Records from a dataset
###

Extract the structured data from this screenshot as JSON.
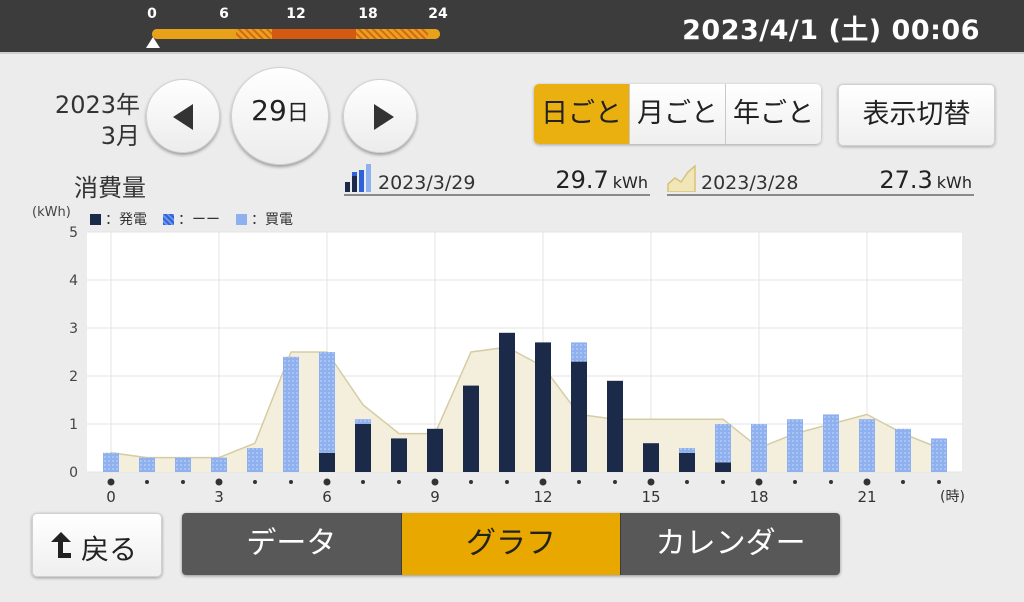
{
  "top_bar": {
    "timeline_labels": [
      "0",
      "6",
      "12",
      "18",
      "24"
    ],
    "datetime": "2023/4/1 (土) 00:06"
  },
  "nav": {
    "year_label": "2023年",
    "month_label": "3月",
    "prev_icon": "triangle-left-icon",
    "next_icon": "triangle-right-icon",
    "day_number": "29",
    "day_unit": "日"
  },
  "period_selector": {
    "options": [
      "日ごと",
      "月ごと",
      "年ごと"
    ],
    "selected": "日ごと"
  },
  "toggle_button_label": "表示切替",
  "consumption_label": "消費量",
  "summary": {
    "current": {
      "date": "2023/3/29",
      "value": "29.7",
      "unit": "kWh",
      "icon": "bar-chart-icon"
    },
    "previous": {
      "date": "2023/3/28",
      "value": "27.3",
      "unit": "kWh",
      "icon": "area-chart-icon"
    }
  },
  "legend": [
    {
      "name": "発電",
      "label": "：発電",
      "color": "#1c2a4a"
    },
    {
      "name": "ーー",
      "label": "：ーー",
      "color": "#2f62d8"
    },
    {
      "name": "買電",
      "label": "：買電",
      "color": "#8fb0ee"
    }
  ],
  "chart_data": {
    "type": "bar",
    "ylabel": "(kWh)",
    "xlabel": "(時)",
    "ylim": [
      0,
      5
    ],
    "yticks": [
      0,
      1,
      2,
      3,
      4,
      5
    ],
    "x": [
      0,
      1,
      2,
      3,
      4,
      5,
      6,
      7,
      8,
      9,
      10,
      11,
      12,
      13,
      14,
      15,
      16,
      17,
      18,
      19,
      20,
      21,
      22,
      23
    ],
    "xtick_labels": {
      "0": "0",
      "3": "3",
      "6": "6",
      "9": "9",
      "12": "12",
      "15": "15",
      "18": "18",
      "21": "21"
    },
    "stacked": true,
    "series": [
      {
        "name": "発電",
        "color": "#1c2a4a",
        "values": [
          0,
          0,
          0,
          0,
          0,
          0,
          0.4,
          1.0,
          0.7,
          0.9,
          1.8,
          2.9,
          2.7,
          2.3,
          1.9,
          0.6,
          0.4,
          0.2,
          0,
          0,
          0,
          0,
          0,
          0
        ]
      },
      {
        "name": "買電",
        "color": "#8fb0ee",
        "values": [
          0.4,
          0.3,
          0.3,
          0.3,
          0.5,
          2.4,
          2.1,
          0.1,
          0,
          0,
          0,
          0,
          0,
          0.4,
          0,
          0,
          0.1,
          0.8,
          1.0,
          1.1,
          1.2,
          1.1,
          0.9,
          0.7
        ]
      }
    ],
    "comparison": {
      "name": "2023/3/28",
      "type": "area",
      "color": "#f3efdc",
      "stroke": "#d6cca4",
      "values": [
        0.4,
        0.3,
        0.3,
        0.3,
        0.6,
        2.5,
        2.5,
        1.4,
        0.8,
        0.8,
        2.5,
        2.6,
        2.2,
        1.2,
        1.1,
        1.1,
        1.1,
        1.1,
        0.5,
        0.8,
        1.0,
        1.2,
        0.8,
        0.5
      ]
    }
  },
  "back_button": {
    "label": "戻る",
    "icon": "return-arrow-icon"
  },
  "tabs": [
    {
      "label": "データ",
      "active": false
    },
    {
      "label": "グラフ",
      "active": true
    },
    {
      "label": "カレンダー",
      "active": false
    }
  ]
}
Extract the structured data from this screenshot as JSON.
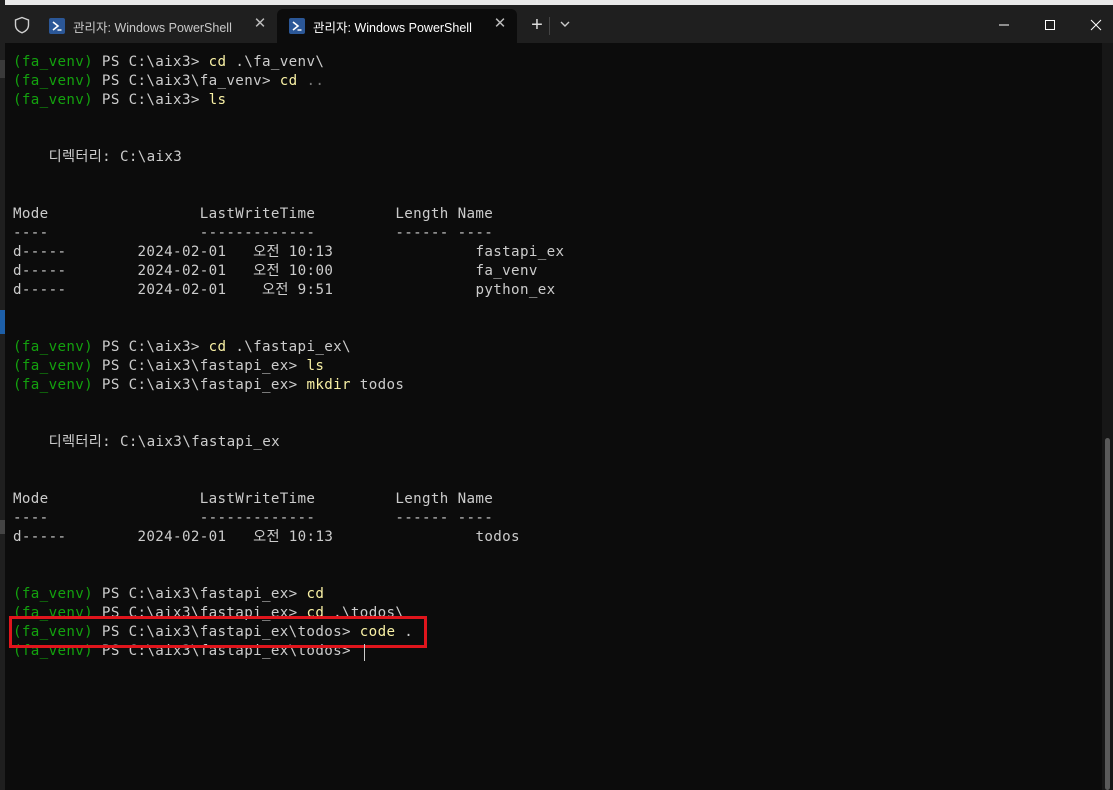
{
  "window": {
    "tabs": [
      {
        "label": "관리자: Windows PowerShell",
        "active": false
      },
      {
        "label": "관리자: Windows PowerShell",
        "active": true
      }
    ],
    "new_tab": "+",
    "controls": [
      "minimize",
      "maximize",
      "close"
    ]
  },
  "colors": {
    "background": "#0c0c0c",
    "prompt_venv": "#13a10e",
    "command": "#f9f1a5",
    "text": "#cccccc",
    "highlight_box": "#e0151c"
  },
  "terminal": {
    "lines": [
      {
        "venv": "(fa_venv)",
        "prompt": " PS C:\\aix3> ",
        "cmd": "cd",
        "arg": " .\\fa_venv\\"
      },
      {
        "venv": "(fa_venv)",
        "prompt": " PS C:\\aix3\\fa_venv> ",
        "cmd": "cd",
        "arg": " .."
      },
      {
        "venv": "(fa_venv)",
        "prompt": " PS C:\\aix3> ",
        "cmd": "ls",
        "arg": ""
      },
      {
        "text": "    디렉터리: C:\\aix3"
      },
      {
        "text": "Mode                 LastWriteTime         Length Name"
      },
      {
        "text": "----                 -------------         ------ ----"
      },
      {
        "text": "d-----        2024-02-01   오전 10:13                fastapi_ex"
      },
      {
        "text": "d-----        2024-02-01   오전 10:00                fa_venv"
      },
      {
        "text": "d-----        2024-02-01    오전 9:51                python_ex"
      },
      {
        "venv": "(fa_venv)",
        "prompt": " PS C:\\aix3> ",
        "cmd": "cd",
        "arg": " .\\fastapi_ex\\"
      },
      {
        "venv": "(fa_venv)",
        "prompt": " PS C:\\aix3\\fastapi_ex> ",
        "cmd": "ls",
        "arg": ""
      },
      {
        "venv": "(fa_venv)",
        "prompt": " PS C:\\aix3\\fastapi_ex> ",
        "cmd": "mkdir",
        "arg": " todos"
      },
      {
        "text": "    디렉터리: C:\\aix3\\fastapi_ex"
      },
      {
        "text": "Mode                 LastWriteTime         Length Name"
      },
      {
        "text": "----                 -------------         ------ ----"
      },
      {
        "text": "d-----        2024-02-01   오전 10:13                todos"
      },
      {
        "venv": "(fa_venv)",
        "prompt": " PS C:\\aix3\\fastapi_ex> ",
        "cmd": "cd",
        "arg": ""
      },
      {
        "venv": "(fa_venv)",
        "prompt": " PS C:\\aix3\\fastapi_ex> ",
        "cmd": "cd",
        "arg": " .\\todos\\"
      },
      {
        "venv": "(fa_venv)",
        "prompt": " PS C:\\aix3\\fastapi_ex\\todos> ",
        "cmd": "code",
        "arg": " ."
      },
      {
        "venv": "(fa_venv)",
        "prompt": " PS C:\\aix3\\fastapi_ex\\todos> ",
        "cmd": "",
        "arg": ""
      }
    ]
  }
}
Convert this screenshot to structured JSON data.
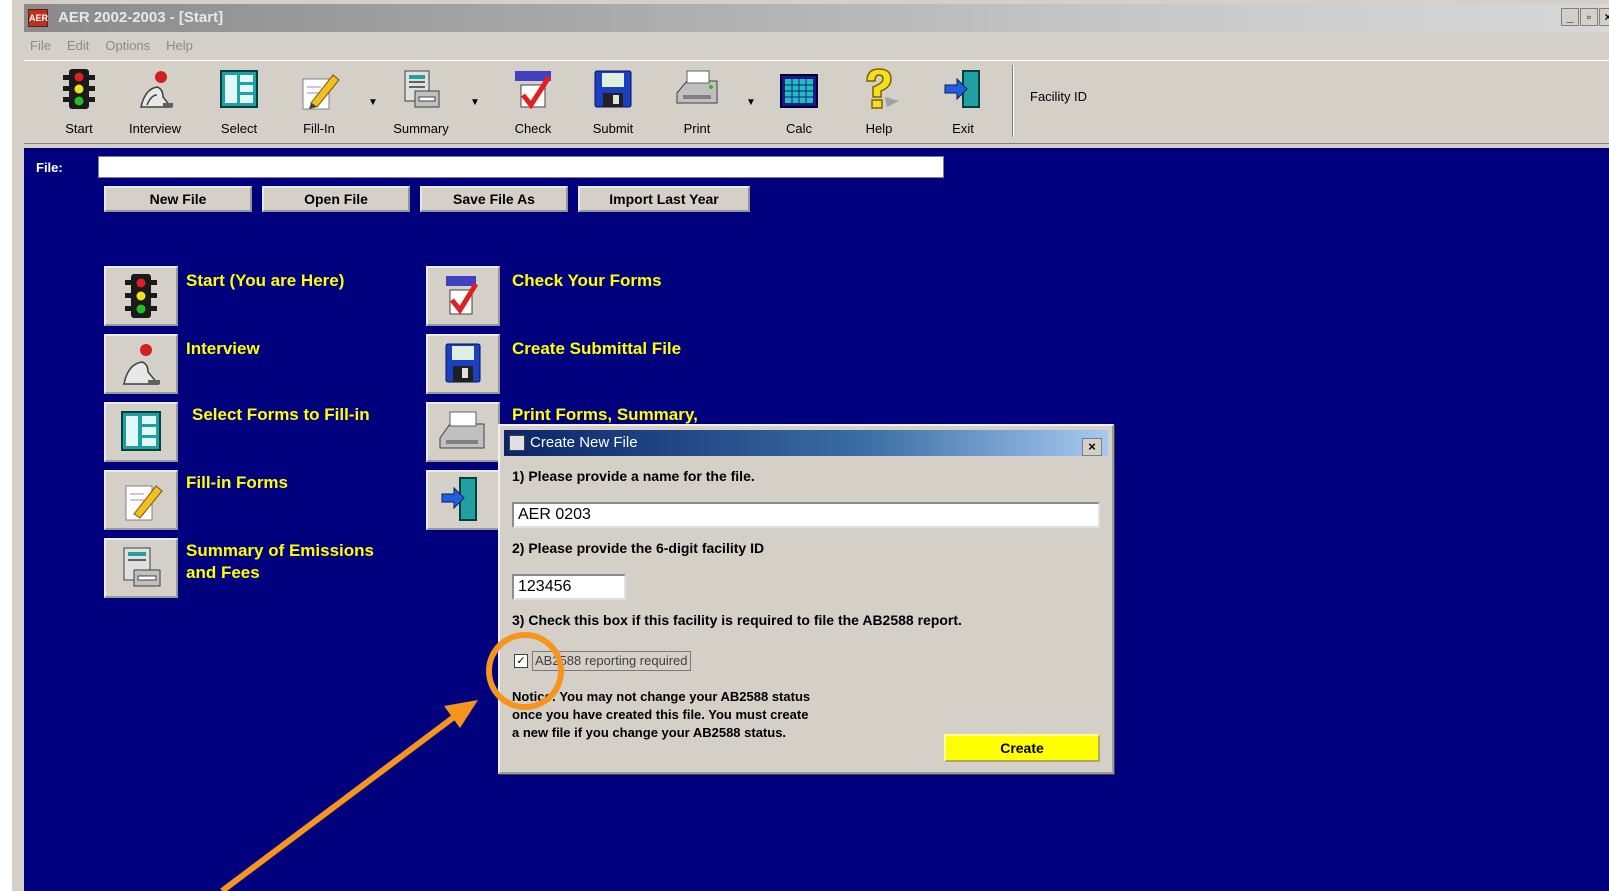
{
  "window": {
    "title": "AER 2002-2003 - [Start]",
    "app_icon_text": "AER",
    "controls": [
      "_",
      "▫",
      "×"
    ]
  },
  "menu": [
    "File",
    "Edit",
    "Options",
    "Help"
  ],
  "toolbar": {
    "items": [
      {
        "label": "Start",
        "icon": "traffic-light-icon"
      },
      {
        "label": "Interview",
        "icon": "interviewer-icon"
      },
      {
        "label": "Select",
        "icon": "form-list-icon"
      },
      {
        "label": "Fill-In",
        "icon": "pencil-icon"
      },
      {
        "label": "Summary",
        "icon": "summary-printer-icon"
      },
      {
        "label": "Check",
        "icon": "checkmark-icon"
      },
      {
        "label": "Submit",
        "icon": "floppy-disk-icon"
      },
      {
        "label": "Print",
        "icon": "printer-icon"
      },
      {
        "label": "Calc",
        "icon": "calculator-icon"
      },
      {
        "label": "Help",
        "icon": "question-mark-icon"
      },
      {
        "label": "Exit",
        "icon": "exit-door-icon"
      }
    ],
    "facility_id_label": "Facility ID"
  },
  "file_section": {
    "label": "File:",
    "value": "",
    "buttons": [
      "New File",
      "Open File",
      "Save File As",
      "Import Last Year"
    ]
  },
  "nav": {
    "left": [
      {
        "label": "Start (You are Here)"
      },
      {
        "label": "Interview"
      },
      {
        "label": "Select Forms to Fill-in"
      },
      {
        "label": "Fill-in Forms"
      },
      {
        "label_line1": "Summary of Emissions",
        "label_line2": "and Fees"
      }
    ],
    "right": [
      {
        "label": "Check Your Forms"
      },
      {
        "label": "Create Submittal File"
      },
      {
        "label": "Print Forms, Summary,"
      }
    ]
  },
  "dialog": {
    "title": "Create New File",
    "close": "×",
    "step1": "1) Please provide a name for the file.",
    "file_name": "AER 0203",
    "step2": "2) Please provide the 6-digit facility ID",
    "facility_id": "123456",
    "step3": "3) Check this box if this facility is required to file the AB2588 report.",
    "checkbox_label": "AB2588 reporting required",
    "checkbox_checked": true,
    "checkbox_mark": "✓",
    "notice_line1": "Notice: You may not change your AB2588 status",
    "notice_line2": "once you have created this file. You must create",
    "notice_line3": "a new file if you change your AB2588 status.",
    "create_label": "Create"
  },
  "colors": {
    "background": "#00007f",
    "nav_label": "#ffff00",
    "create_button": "#ffff00",
    "annotation": "#f7941d"
  }
}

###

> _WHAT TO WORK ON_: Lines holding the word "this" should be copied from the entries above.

> _EXERCISE RESPONSE_:
Extract the structured data from this screenshot as JSON.
Extract the structured data from this screenshot as JSON.
Convert this screenshot to structured JSON data.
    "step3": "3) Check this box if this facility is required to file the AB2588 report.",
    "notice_line2": "once you have created this file. You must create",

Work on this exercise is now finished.